◆ App and web page records:
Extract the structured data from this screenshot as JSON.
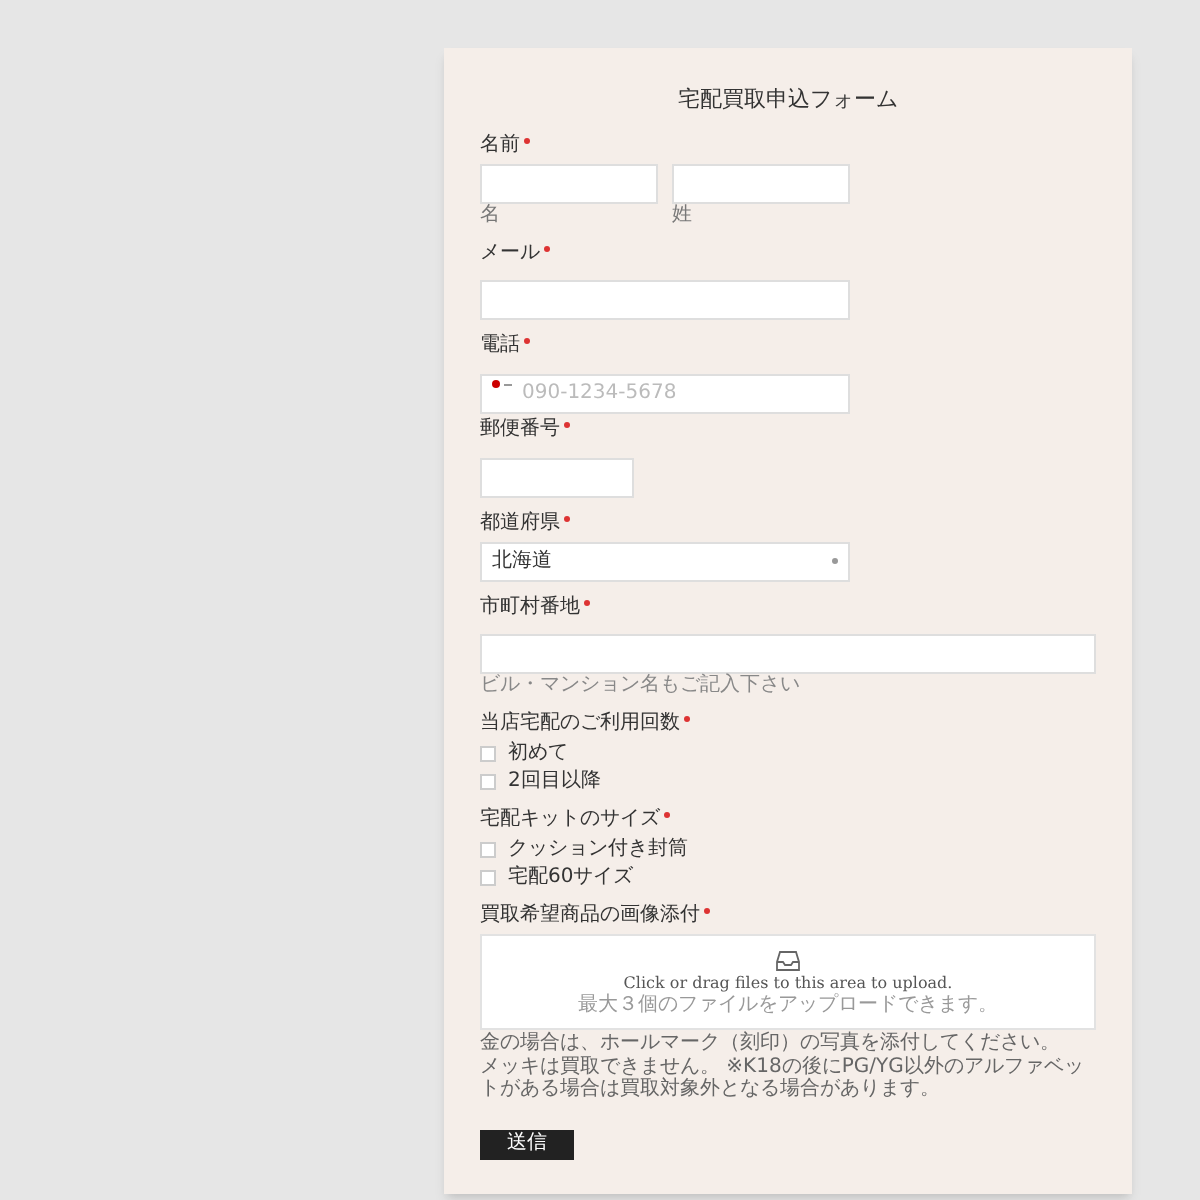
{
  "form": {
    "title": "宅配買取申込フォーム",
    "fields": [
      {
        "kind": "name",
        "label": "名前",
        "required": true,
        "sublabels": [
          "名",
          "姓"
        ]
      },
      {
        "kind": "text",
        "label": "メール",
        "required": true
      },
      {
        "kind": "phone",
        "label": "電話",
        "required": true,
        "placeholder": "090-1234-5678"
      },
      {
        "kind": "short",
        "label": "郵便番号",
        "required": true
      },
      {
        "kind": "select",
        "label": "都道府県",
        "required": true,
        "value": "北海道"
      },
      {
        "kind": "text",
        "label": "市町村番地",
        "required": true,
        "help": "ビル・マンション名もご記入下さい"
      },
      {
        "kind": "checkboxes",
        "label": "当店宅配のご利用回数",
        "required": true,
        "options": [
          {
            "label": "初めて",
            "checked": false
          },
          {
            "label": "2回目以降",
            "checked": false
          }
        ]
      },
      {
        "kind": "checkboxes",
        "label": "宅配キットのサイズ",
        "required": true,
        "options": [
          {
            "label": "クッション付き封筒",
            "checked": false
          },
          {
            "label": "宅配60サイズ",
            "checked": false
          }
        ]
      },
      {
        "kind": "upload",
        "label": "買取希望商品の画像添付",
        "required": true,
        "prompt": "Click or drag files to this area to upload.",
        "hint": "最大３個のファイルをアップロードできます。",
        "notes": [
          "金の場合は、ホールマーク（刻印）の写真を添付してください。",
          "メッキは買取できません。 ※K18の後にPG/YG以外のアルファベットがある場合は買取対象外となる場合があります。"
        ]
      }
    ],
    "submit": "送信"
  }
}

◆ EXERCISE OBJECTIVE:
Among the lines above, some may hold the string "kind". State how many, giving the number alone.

◆ EXERCISE OUTPUT:
9